A: Thats not how art works. A story whose themes are anti-racist may just make a bigot more staunch in their beliefs. And vice versa! How often have we read a horrifically racist story & had our anti-racist ideals strengthened? Reactions to art are uncontrollable, unpredictable. I’m not saying to just write whatever with no regard for anything, but i would like discussions about art to factor in these uncontrollable and INFINITE elements like a reader’s identity, their disposition when reading, etc & let artists be people & not distributors of morality.
Not that you CAN’T write extremely moral fables or whatever, shoot for the stars. But I would love a shift away from making out artists to be ultra-powerful arbiters of morality and for readers to shift their values of art from ‘is this story morally correct’ to other values:
Did this piece of work invoke curiosity in you? Did it give you a new experience? Did it give you catharsis? Did it broaden your perspective? Did it make you take up horseback riding? Did it make you question what you thought you knew? These aren’t moral concerns but are valuable.
If you use a moral paradigm to assess art, fiction, their creators, you’re always going to be disappointed. If you’re an artist or author, if you think everything you make is a matter of moral/literal life or death, you’re going to make work weakened by fear of the unknown.
I’m not suggesting you should NEVER assess art within a moral paradigm. I am suggesting that its not the SOLE lens to evaluate & experience art through & that the value of art doesn’t need to hinge strictly on the morals or ideologies you do/dont perceive. I’m also not saying art can’t feature or espouse some immoral behavior or ideology, it can. I’m saying it’s not a surefire way to corrupt a viewers morality. There’s an inordinate level of power imparted to art as cultural agenda maker that I think is misplaced.
There are a few things underlying the current discourse around fiction/art/etc that are troubling 1) the overblown effect of art being able to morally harm us 2) the flawed metaphor of ‘ideas are like viruses’ 3) conflating sensitivity to disgust with sensitivity to immorality. ‘Ideas as viruses’ is also a pernicious & grandiloquent theory, especially on social media. But ideas DON’T work like viruses. You don’t instantly believe an idea on contact. It takes active engagement. Ideas also don’t have definitive forms. This metaphor has caused so much trouble lol
‘Ideas as viruses’ disincentivizes genuine engagement because of fear of contamination. We deplatform people to isolate their ideas, like they’re an infection about to breach an containment facility. It also leads into art harm theory, where just reading something is permanently corrupting on moral level.
And then comes disgust and moral judgements, which overlap intensely for many people but are by no means the same. Our culture disgust-primes certain things and not others and after having these stimuli inculcated in us, its difficult to untangle but we need badly need to. Disgust influences morality through the avoidance or deviation from social norms, ideologies, aesthetics. We have innate biological senses of disgust to protect us that work on almost a ‘gut’ level. Moral disgust shouldn’t be a gut thing but it usually is especially on social media.

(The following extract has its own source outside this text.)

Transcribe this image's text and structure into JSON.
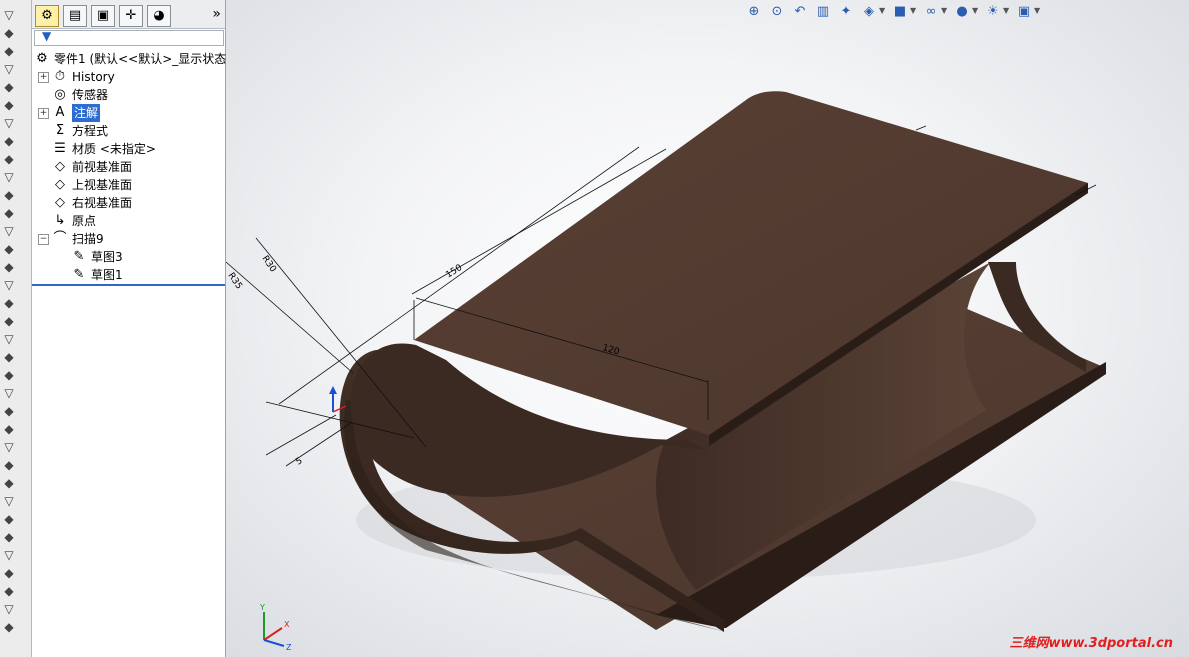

All these incorrect, flawed or misused concepts that the general public tote as ‘absolutes’ are contributing to this distorted perspective on what art/fiction/etc has the power to do or not do, how one should feel or not feel, or how one should judge things. Its always more complicated than a few easy adages like ‘art can harm’ or ‘art has power’ and ‘ideas are like viruses’. Don’t fall into the trap of easy answers and simple analogies; accepting these concepts as absolutes are what WILL actually harm you as a person and others. I want people engaging with creative works to remember both they AND the creators come from innumerable contexts eg. biological, political, empirical, cultural, creative, aesthetics. considering all these facets takes times and isn’t something you can just ‘gut’ react to.